(Stored entries)
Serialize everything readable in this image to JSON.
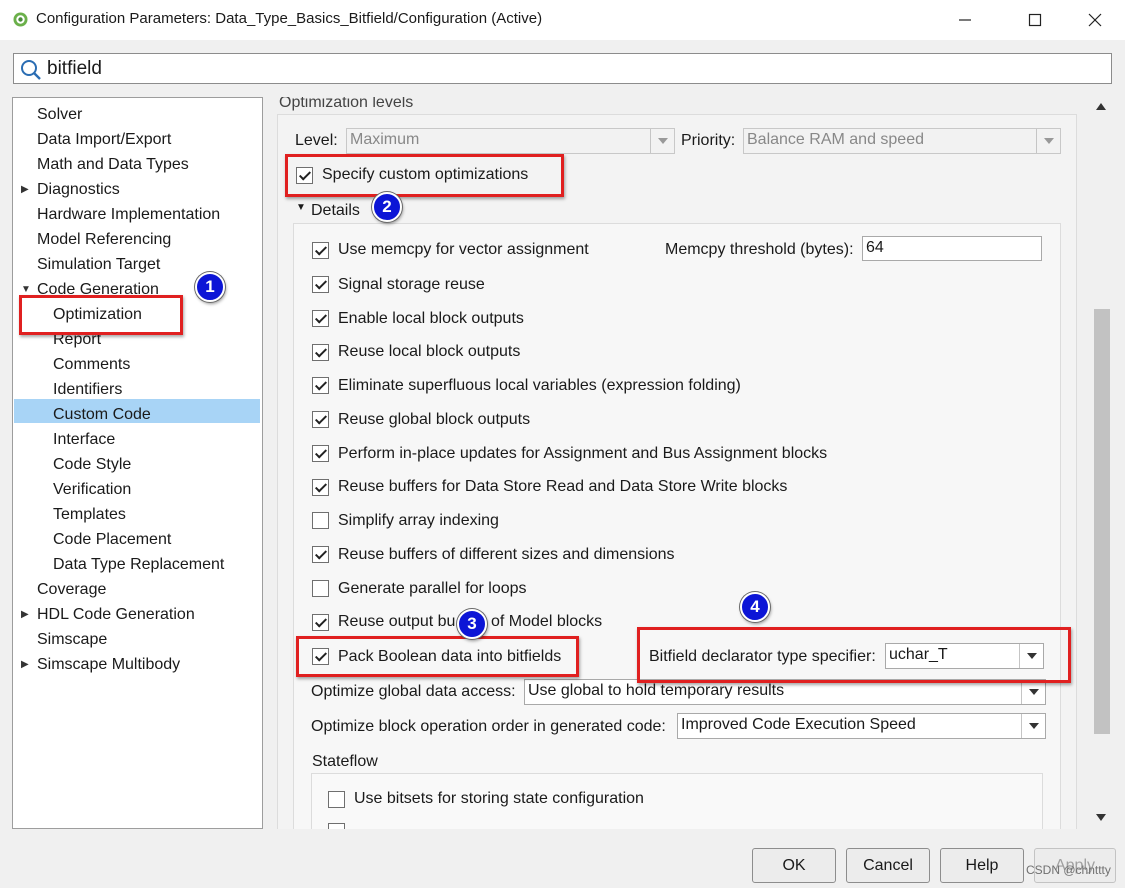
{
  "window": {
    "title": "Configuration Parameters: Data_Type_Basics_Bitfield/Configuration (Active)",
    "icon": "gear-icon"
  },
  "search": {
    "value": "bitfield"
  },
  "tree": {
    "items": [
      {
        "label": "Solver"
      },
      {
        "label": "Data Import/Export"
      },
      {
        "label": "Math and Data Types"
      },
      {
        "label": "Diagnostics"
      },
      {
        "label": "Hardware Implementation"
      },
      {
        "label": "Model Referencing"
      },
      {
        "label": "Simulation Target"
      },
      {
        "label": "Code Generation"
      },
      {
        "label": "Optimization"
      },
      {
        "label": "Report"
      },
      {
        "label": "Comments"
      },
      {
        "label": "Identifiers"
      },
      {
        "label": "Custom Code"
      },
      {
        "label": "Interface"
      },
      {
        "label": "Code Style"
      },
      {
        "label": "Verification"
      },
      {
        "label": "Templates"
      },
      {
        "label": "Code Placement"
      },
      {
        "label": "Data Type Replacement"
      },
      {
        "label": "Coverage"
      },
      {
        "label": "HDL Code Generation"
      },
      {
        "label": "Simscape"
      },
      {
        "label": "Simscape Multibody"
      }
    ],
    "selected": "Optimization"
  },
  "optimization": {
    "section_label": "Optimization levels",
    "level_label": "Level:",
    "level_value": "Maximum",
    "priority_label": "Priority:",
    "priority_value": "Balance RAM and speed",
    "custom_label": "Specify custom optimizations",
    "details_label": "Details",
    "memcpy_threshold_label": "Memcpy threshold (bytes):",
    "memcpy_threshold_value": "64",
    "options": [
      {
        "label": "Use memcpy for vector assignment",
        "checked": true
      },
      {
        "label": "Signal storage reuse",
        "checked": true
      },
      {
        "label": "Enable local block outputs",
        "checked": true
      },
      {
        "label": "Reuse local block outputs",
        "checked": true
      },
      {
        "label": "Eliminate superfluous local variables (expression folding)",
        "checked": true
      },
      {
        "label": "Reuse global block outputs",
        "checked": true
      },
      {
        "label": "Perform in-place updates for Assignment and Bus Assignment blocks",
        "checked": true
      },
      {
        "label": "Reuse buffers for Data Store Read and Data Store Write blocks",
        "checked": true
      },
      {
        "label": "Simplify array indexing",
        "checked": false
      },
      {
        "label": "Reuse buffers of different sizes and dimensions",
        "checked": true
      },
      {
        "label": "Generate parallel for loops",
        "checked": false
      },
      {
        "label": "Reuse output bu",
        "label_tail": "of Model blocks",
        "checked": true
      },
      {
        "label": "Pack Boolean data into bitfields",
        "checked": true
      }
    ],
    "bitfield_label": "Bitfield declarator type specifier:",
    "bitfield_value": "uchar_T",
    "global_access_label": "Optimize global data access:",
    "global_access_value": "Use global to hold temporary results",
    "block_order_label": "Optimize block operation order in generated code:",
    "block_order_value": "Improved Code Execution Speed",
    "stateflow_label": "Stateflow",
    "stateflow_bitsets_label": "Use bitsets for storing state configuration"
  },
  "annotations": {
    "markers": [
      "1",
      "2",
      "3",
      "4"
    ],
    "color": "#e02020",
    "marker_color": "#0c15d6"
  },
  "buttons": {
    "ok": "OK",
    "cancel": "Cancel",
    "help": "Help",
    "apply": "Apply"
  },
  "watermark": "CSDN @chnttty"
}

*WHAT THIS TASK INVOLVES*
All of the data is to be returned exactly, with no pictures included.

*FINAL ANSWER*
Serialize everything readable in this image to JSON.
{
  "window": {
    "title": "Configuration Parameters: Data_Type_Basics_Bitfield/Configuration (Active)",
    "icon": "gear-icon"
  },
  "search": {
    "value": "bitfield"
  },
  "tree": {
    "items": [
      {
        "label": "Solver"
      },
      {
        "label": "Data Import/Export"
      },
      {
        "label": "Math and Data Types"
      },
      {
        "label": "Diagnostics"
      },
      {
        "label": "Hardware Implementation"
      },
      {
        "label": "Model Referencing"
      },
      {
        "label": "Simulation Target"
      },
      {
        "label": "Code Generation"
      },
      {
        "label": "Optimization"
      },
      {
        "label": "Report"
      },
      {
        "label": "Comments"
      },
      {
        "label": "Identifiers"
      },
      {
        "label": "Custom Code"
      },
      {
        "label": "Interface"
      },
      {
        "label": "Code Style"
      },
      {
        "label": "Verification"
      },
      {
        "label": "Templates"
      },
      {
        "label": "Code Placement"
      },
      {
        "label": "Data Type Replacement"
      },
      {
        "label": "Coverage"
      },
      {
        "label": "HDL Code Generation"
      },
      {
        "label": "Simscape"
      },
      {
        "label": "Simscape Multibody"
      }
    ],
    "selected": "Optimization"
  },
  "optimization": {
    "section_label": "Optimization levels",
    "level_label": "Level:",
    "level_value": "Maximum",
    "priority_label": "Priority:",
    "priority_value": "Balance RAM and speed",
    "custom_label": "Specify custom optimizations",
    "details_label": "Details",
    "memcpy_threshold_label": "Memcpy threshold (bytes):",
    "memcpy_threshold_value": "64",
    "options": [
      {
        "label": "Use memcpy for vector assignment",
        "checked": true
      },
      {
        "label": "Signal storage reuse",
        "checked": true
      },
      {
        "label": "Enable local block outputs",
        "checked": true
      },
      {
        "label": "Reuse local block outputs",
        "checked": true
      },
      {
        "label": "Eliminate superfluous local variables (expression folding)",
        "checked": true
      },
      {
        "label": "Reuse global block outputs",
        "checked": true
      },
      {
        "label": "Perform in-place updates for Assignment and Bus Assignment blocks",
        "checked": true
      },
      {
        "label": "Reuse buffers for Data Store Read and Data Store Write blocks",
        "checked": true
      },
      {
        "label": "Simplify array indexing",
        "checked": false
      },
      {
        "label": "Reuse buffers of different sizes and dimensions",
        "checked": true
      },
      {
        "label": "Generate parallel for loops",
        "checked": false
      },
      {
        "label": "Reuse output bu",
        "label_tail": "of Model blocks",
        "checked": true
      },
      {
        "label": "Pack Boolean data into bitfields",
        "checked": true
      }
    ],
    "bitfield_label": "Bitfield declarator type specifier:",
    "bitfield_value": "uchar_T",
    "global_access_label": "Optimize global data access:",
    "global_access_value": "Use global to hold temporary results",
    "block_order_label": "Optimize block operation order in generated code:",
    "block_order_value": "Improved Code Execution Speed",
    "stateflow_label": "Stateflow",
    "stateflow_bitsets_label": "Use bitsets for storing state configuration"
  },
  "annotations": {
    "markers": [
      "1",
      "2",
      "3",
      "4"
    ],
    "color": "#e02020",
    "marker_color": "#0c15d6"
  },
  "buttons": {
    "ok": "OK",
    "cancel": "Cancel",
    "help": "Help",
    "apply": "Apply"
  },
  "watermark": "CSDN @chnttty"
}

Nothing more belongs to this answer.